Collections and Deep Conversations - Day 341
Updated: Nov 7, 2018
What a lovely day. Nothing exciting but special, full of collections and deep conversations.
I caught up with writing, and eventually, we left our Airbnb to cross the road to a delightful café Wilde Eend Bistro. The waiter, Tobias, was such a happy chap and we pulled his leg about being very particular about our flat whites. When they arrived, I checked out the structure of the microfoam – pretty good, we are becoming experts of said drink, well, of drinking them!. The staff could see me checking, and they all laughed when I gave them the thumbs up. Next arrived our salads; chicken and blue cheese for Tim, avocado and feta for me. I can honestly say that this was the best salad I have ever tasted. What a place – we’d struck gold. I must admit that last night I was a moo. Today I felt like a completely different person. Tim and I had such a close and deep conversation about this. I realised that whenever I get like this, it is when I am tired. I become sensitive when I believe someone is criticising or controlling me. Through chatting with Tim, being very open and honest, we recognised both our patterns and how they were created. Tim has got through “Hangry” and now it’s time for me to get through my “Undetired”. Time to let it go. Mmm…a good one for a Glows Coaching blog. I so appreciate these beautiful conversations with Tim. This travelling is doing us right.
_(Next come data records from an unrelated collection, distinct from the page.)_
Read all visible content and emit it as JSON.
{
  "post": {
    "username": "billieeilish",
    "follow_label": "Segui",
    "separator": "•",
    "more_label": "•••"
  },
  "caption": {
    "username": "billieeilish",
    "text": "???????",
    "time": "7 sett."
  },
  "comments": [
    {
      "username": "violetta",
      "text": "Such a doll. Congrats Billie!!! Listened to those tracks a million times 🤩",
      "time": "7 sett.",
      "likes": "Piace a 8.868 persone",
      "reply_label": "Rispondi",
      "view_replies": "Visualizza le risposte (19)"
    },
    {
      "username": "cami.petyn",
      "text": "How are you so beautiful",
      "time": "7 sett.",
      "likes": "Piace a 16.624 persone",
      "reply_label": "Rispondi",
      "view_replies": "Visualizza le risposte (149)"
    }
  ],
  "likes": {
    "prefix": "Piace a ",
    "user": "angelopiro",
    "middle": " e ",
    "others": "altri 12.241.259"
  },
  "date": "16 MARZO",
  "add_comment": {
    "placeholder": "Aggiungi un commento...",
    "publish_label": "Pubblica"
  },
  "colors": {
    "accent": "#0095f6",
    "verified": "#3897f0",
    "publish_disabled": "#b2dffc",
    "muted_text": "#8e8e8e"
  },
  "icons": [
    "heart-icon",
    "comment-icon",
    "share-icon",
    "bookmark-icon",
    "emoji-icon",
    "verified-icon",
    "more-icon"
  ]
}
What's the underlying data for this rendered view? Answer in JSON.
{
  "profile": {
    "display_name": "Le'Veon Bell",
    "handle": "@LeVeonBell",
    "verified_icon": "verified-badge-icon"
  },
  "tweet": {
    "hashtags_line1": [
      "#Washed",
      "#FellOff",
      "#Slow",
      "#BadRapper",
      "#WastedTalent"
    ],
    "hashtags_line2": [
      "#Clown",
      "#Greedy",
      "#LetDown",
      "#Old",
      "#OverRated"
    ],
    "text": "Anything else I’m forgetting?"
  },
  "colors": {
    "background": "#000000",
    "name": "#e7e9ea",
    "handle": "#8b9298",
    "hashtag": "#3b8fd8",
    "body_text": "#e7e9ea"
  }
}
After our tête-à-tête, we walked into town with the idea of visiting the Botanical Gardens. Our host Lourens had warned us that it wouldn’t be at its best, and when we walked passed it, we could see he was right. Instead, we made our way to the Bushman Art Gallery and Museum. It turned out that this was a private shop with an extensive collection of African arts and crafts. I chatted to the owner’s son, who shared with me that this started as a passion of his father’s, which then grew so much that it became his business. At the back of the shop were a plethora of items including masks, spears, musical instruments, weird garments for special occasions and much more. I bet his wife was glad to see all this stuff out of their house! Our next visit was to the Namibian Craft Centre which provides retail space to about 40 different craft enterprises. I could hear “hello” then saw a lady sitting on the floor from the Himba tribe. Recognisable by the elaborate hairstyle of dreadlocks covered with a mix of ground ochre, butter and the end is either goat hair or hair extensions that are now imported from India. She got up to show me some bracelets. Up until now, I have been excellent not being tempted by buying any jewellery, which is remarkable as I do have quite a collection back in the UK. This lady must have seen my weakness and quickly put a bracelet around my wrist. She had good taste as it matched my clothes. Two more ladies started choosing bracelets for me, and I ended up having quite an assortment on each wrist. Tim turned up and bartering pursued. I was coaxed into buying two, but one of the ladies was not happy as it meant that I didn’t buy one from her. Hey, you can’t please everyone in life. We eventually agreed on a price but on the proviso that we could have our photo taken with them. At the start, they wouldn’t smile for the camera, but with Tim’s charm and having a laugh with them, we did manage to crack a smile. The next place was totally the opposite of the jewellery spectrum – a diamond shop. We were curious what a rough stone diamond looked like. I am talking about a gem here, not someone like Tim. The charming lady serving informed us that no jewellers are allowed to hold rough stone diamonds based on the De Beer and Government rulings, however she did have some photos to show us. Wouldn’t it be cool to notice one while walking around? Ok, I can dream. I’ll just stick with the rough diamond that I travel with. Tim was getting thirsty, so in the complex of small units was the Music Warehouse & Café. We were greeted by a very cool dude in a tie-dye t-shirt. This turned out to be Hartmut who originates from Swakopmund. We had a fascinating conversation with him about life in Swakopmund when he was a lad and a bit about his travels. I thought this was through his music, but it turns out that he used to work for Siemens in the digital telecom arena when it was at the forefront of the industry. We could have chatted with him for ages, but he had other visitors to talk with. We were admiring the bar built from pallets and logs plus a stencil of Jimmy Hendrix and got chatting to one of Hartmut’s sons, Joshua. He was very complimentary about his brother who had created these works of art, sharing how talented he is and that he must have two right hands. Not only is he creative but also a very accomplished bass player. He called his brother Jonny over, and we had a nice chat. He is planning to travel to South Africa soon; we hope our paths meet again. What delightful young men they both are and a credit to their father.
We wandered back to our Airbnb, greeted again by the crazy boxer dogs. Later Tim asked Lourens if we could have a look at his garden. It is full of cacti, including a beautiful specimen of candelabra cactus. There was another plant that we cannot remember the name of, Lourens had saved this from being destroyed at a site he was visiting. He certainly loves his plants. Just then, Ronelle arrived back from work, and we had a pleasant chat with her. What a lovely couple, plus they were very complimentary about their English guests. Well done fellow Brits. All at once, various guests arrived. They were having a jam session of music and poetry, so we left them to it, enjoying hearing them from our little pad while we had our dinner.